Republicans have been counting on the congressional Whitewater hearings to be a political bonanza that would embarrass Bill Clinton and boost GOP prospects in the fall's midterm elections. But with the hearings set to open on July 26, GOP strategists are fretting that their expected summer blockbuster, Son of Watergate, will instead turn into a dud: Capital City Slickers II.

Why the letdown? Democrats have delayed the hearings and narrowed their scope, thanks in part to pleas from independent counsel Robert B. Fiske Jr., a Republican, to avoid issues that could jeopardize his investigation. Not only has interest in Whitewater waned, but Fiske's interim report on June 30 took the punch out of claims that the White House obstructed justice.

QUICK KILLING. It doesn't help that the GOP's point man in the Senate, Alfonse M. D'Amato (R-N.Y.), is ethically tainted. Soon after the feisty New Yorker condemned the First Lady's wildly profitable commodities trading, he was hit by new disclosures about his own sweet stock deal.

With no new bombs in their arsenal to damage the Clintons, GOP leaders fear they'll come across as shrill partisans peddling stale allegations. "It would be a miracle if Republicans score points," admits House Banking Committee member Spencer T. Bachus III (R-Ala.).

That doesn't mean the Republicans will go down without a fight. They plan to push to explore several out-of-bounds subjects: the Justice Dept.'s handling of a Whitewater-related criminal referral; the contents of potentially sensitive documents removed from White House lawyer Vincent Foster Jr.'s office shortly after his suicide; and the Clintons' ties to Dan R. Lasater, a convicted cocaine dealer and onetime boss of White House aide Patsy L. Thomasson. By forcing House Banking Committee Chairman Henry B. Gonzalez (D-Tex.) and his Senate counterpart, Donald W. Riegle Jr. (D-Mich.), to bar such inquiries, the GOP aims to spark public demands for more hearings after Fiske's investigation is completed.

Meanwhile, the House Banking Committee's top Republican, Jim Leach (R-Iowa), is rushing to unearth some nasty nuggets. He's wrangling to get all Resolution Trust Corp. and Office of Thrift Supervision documents on the failed Arkansas thrift run by the Clintons' Whitewater partner, James B. McDougal.

Even without startling revelations, Democrats stand to lose. Clinton, who has taken a pounding from critics over his character and leadership, won't be helped by a redredging of political sludge. And new dirt could return the sleepy scandal to public consciousness.

BORING RERUN? A more likely scenario is that pesky Republicans will hammer Democrats for covering up ethical lapses stemming from questionable contacts between the Treasury Dept. and the White House. Their aim: goad the volatile Gonzalez into an unseemly eruption. Already, Republicans are complaining about his moves to weed out potentially damaging witnesses, such as RTC investigator L. Jean Lewis of Kansas City, who complained of political pressure from Washington. "If the hearings appear to be a cover-up, it will hurt the Democrats," warns L. William Seidman, former chairman of the Federal Deposit Insurance Corp.
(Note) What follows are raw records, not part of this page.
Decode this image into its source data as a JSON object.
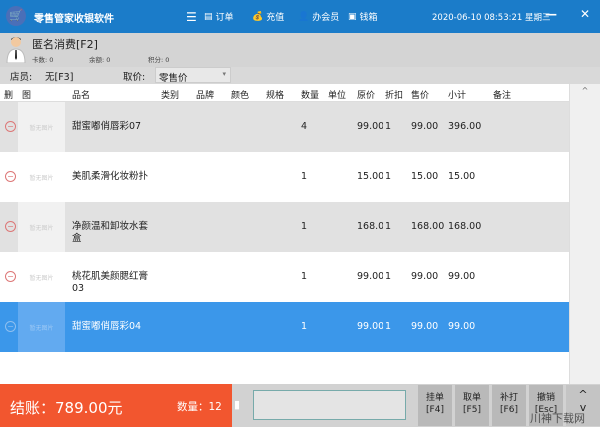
{
  "app": {
    "title": "零售管家收银软件",
    "datetime": "2020-06-10 08:53:21",
    "weekday": "星期三",
    "nav": [
      {
        "icon": "menu-icon",
        "label": ""
      },
      {
        "icon": "order-icon",
        "label": "订单"
      },
      {
        "icon": "moneybag-icon",
        "label": "充值"
      },
      {
        "icon": "user-icon",
        "label": "办会员"
      },
      {
        "icon": "cashbox-icon",
        "label": "钱箱"
      }
    ]
  },
  "customer": {
    "name": "匿名消费[F2]",
    "card_label": "卡数:",
    "card": "0",
    "balance_label": "余额:",
    "balance": "0",
    "points_label": "积分:",
    "points": "0"
  },
  "options": {
    "staff_label": "店员:",
    "staff": "无[F3]",
    "price_label": "取价:",
    "price_type": "零售价"
  },
  "table": {
    "headers": [
      "删",
      "图",
      "品名",
      "类别",
      "品牌",
      "颜色",
      "规格",
      "数量",
      "单位",
      "原价",
      "折扣",
      "售价",
      "小计",
      "备注"
    ],
    "no_image": "暂无图片",
    "rows": [
      {
        "name": "甜蜜嘟俏唇彩07",
        "qty": "4",
        "orig": "99.00",
        "disc": "1",
        "price": "99.00",
        "subtotal": "396.00"
      },
      {
        "name": "美肌柔滑化妆粉扑",
        "qty": "1",
        "orig": "15.00",
        "disc": "1",
        "price": "15.00",
        "subtotal": "15.00"
      },
      {
        "name": "净颜温和卸妆水套盒",
        "qty": "1",
        "orig": "168.00",
        "disc": "1",
        "price": "168.00",
        "subtotal": "168.00"
      },
      {
        "name": "桃花肌美颜腮红膏03",
        "qty": "1",
        "orig": "99.00",
        "disc": "1",
        "price": "99.00",
        "subtotal": "99.00"
      },
      {
        "name": "甜蜜嘟俏唇彩04",
        "qty": "1",
        "orig": "99.00",
        "disc": "1",
        "price": "99.00",
        "subtotal": "99.00"
      }
    ]
  },
  "footer": {
    "checkout": "结账：789.00元",
    "qty": "数量：12",
    "barcode": "",
    "buttons": [
      {
        "label": "挂单",
        "key": "[F4]"
      },
      {
        "label": "取单",
        "key": "[F5]"
      },
      {
        "label": "补打",
        "key": "[F6]"
      },
      {
        "label": "撤销",
        "key": "[Esc]"
      }
    ]
  },
  "watermark": "川神下载网"
}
That's a risk Democrats are willing to take. But Republicans fret that the hearings could be boring, neither as riveting as the O.J. Simpson murder case nor as vital as health care. "The public is as annoyed at the people who keep bringing Whitewater up as they are at the alleged perpetrator," says GOP pollster Frank Luntz. In the end, Whitewater's winner may be the party that embarrasses itself the least.